▶ [Work instructions]:
Go over the data and keep only the lines that include "Switching".

[Data records]
──────────
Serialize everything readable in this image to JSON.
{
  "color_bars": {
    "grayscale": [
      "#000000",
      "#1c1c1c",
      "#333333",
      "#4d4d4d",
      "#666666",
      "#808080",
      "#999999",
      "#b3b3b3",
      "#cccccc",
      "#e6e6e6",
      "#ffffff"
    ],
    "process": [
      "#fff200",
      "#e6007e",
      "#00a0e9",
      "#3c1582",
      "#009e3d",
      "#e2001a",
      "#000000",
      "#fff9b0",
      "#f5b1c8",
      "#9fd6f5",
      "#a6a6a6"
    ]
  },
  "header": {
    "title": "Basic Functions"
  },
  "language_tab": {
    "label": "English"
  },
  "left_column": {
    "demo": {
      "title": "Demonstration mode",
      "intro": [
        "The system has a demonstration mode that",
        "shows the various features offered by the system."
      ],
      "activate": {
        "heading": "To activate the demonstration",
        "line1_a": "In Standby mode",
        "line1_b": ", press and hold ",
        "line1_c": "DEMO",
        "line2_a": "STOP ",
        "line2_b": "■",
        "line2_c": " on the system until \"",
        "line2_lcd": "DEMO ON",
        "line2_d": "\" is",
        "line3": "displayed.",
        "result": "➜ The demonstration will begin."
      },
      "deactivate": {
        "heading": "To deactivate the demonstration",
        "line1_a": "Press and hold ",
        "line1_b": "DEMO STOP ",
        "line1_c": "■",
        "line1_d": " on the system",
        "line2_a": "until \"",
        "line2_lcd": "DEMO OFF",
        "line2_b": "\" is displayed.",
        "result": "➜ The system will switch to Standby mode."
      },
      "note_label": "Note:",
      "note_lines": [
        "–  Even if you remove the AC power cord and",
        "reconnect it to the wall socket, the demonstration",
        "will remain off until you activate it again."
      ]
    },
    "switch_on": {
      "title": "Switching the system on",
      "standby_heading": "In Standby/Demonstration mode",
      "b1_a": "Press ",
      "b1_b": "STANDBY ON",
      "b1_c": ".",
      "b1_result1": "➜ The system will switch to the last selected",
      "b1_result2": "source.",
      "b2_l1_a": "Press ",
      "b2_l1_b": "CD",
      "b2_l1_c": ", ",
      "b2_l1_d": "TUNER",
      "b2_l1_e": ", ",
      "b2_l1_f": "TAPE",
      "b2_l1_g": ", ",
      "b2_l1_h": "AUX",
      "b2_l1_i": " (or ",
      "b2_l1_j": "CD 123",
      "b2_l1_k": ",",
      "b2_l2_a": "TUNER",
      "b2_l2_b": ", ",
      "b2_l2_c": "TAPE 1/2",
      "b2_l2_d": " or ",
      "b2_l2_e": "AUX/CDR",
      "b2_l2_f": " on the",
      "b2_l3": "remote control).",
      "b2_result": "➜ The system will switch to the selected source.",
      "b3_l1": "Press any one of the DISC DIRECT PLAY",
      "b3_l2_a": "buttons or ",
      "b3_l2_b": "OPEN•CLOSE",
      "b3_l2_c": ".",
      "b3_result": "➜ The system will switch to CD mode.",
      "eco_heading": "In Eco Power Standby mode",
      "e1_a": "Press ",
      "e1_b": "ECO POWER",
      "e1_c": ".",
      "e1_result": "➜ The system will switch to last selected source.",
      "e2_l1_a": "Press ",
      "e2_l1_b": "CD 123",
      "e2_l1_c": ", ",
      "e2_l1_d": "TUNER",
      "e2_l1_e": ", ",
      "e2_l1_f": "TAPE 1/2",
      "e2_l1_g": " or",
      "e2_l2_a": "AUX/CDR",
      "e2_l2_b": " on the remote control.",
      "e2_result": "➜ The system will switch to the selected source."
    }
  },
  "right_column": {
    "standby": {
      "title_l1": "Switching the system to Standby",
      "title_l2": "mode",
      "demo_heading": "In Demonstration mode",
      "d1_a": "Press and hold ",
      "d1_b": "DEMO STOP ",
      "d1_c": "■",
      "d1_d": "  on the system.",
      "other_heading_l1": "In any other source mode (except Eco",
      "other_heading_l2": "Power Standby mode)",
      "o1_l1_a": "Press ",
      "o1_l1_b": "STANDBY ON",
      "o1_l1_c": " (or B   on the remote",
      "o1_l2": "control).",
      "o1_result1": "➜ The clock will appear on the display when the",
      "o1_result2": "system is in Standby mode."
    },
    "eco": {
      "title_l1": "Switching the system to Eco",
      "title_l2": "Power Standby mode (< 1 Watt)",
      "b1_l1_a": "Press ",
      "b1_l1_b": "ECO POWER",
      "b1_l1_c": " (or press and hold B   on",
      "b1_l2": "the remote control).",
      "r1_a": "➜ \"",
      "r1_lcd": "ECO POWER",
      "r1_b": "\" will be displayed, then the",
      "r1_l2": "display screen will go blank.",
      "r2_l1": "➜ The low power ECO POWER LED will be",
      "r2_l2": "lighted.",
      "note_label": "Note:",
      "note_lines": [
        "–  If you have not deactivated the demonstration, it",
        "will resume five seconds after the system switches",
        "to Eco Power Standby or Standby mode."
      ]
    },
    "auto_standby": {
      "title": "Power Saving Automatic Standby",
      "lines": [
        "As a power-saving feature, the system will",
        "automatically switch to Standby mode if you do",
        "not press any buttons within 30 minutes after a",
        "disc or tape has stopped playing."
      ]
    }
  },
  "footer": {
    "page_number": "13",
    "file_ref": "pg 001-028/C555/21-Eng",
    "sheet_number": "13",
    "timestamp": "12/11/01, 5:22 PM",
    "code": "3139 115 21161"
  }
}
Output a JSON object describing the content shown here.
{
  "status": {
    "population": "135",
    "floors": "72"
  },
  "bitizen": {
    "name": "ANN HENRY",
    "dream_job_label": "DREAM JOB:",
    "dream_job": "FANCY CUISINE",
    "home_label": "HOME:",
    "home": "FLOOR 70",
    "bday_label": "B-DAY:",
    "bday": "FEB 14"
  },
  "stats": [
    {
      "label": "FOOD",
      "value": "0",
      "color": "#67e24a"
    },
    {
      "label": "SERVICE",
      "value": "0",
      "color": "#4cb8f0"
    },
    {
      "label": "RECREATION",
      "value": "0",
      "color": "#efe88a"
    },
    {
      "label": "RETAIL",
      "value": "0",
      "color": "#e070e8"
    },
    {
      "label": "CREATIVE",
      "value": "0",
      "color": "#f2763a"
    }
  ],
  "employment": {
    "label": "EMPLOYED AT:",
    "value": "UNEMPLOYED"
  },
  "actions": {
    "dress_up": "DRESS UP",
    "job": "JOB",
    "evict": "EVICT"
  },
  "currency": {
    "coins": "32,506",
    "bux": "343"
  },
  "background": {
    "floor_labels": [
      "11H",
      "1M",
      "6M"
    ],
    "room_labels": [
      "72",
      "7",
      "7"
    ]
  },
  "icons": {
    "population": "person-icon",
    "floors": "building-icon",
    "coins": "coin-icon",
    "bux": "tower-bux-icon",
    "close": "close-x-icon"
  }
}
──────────
▶ [Answer below]:
      "title": "Switching the system on",
      "title_l1": "Switching the system to Standby",
      "title_l1": "Switching the system to Eco",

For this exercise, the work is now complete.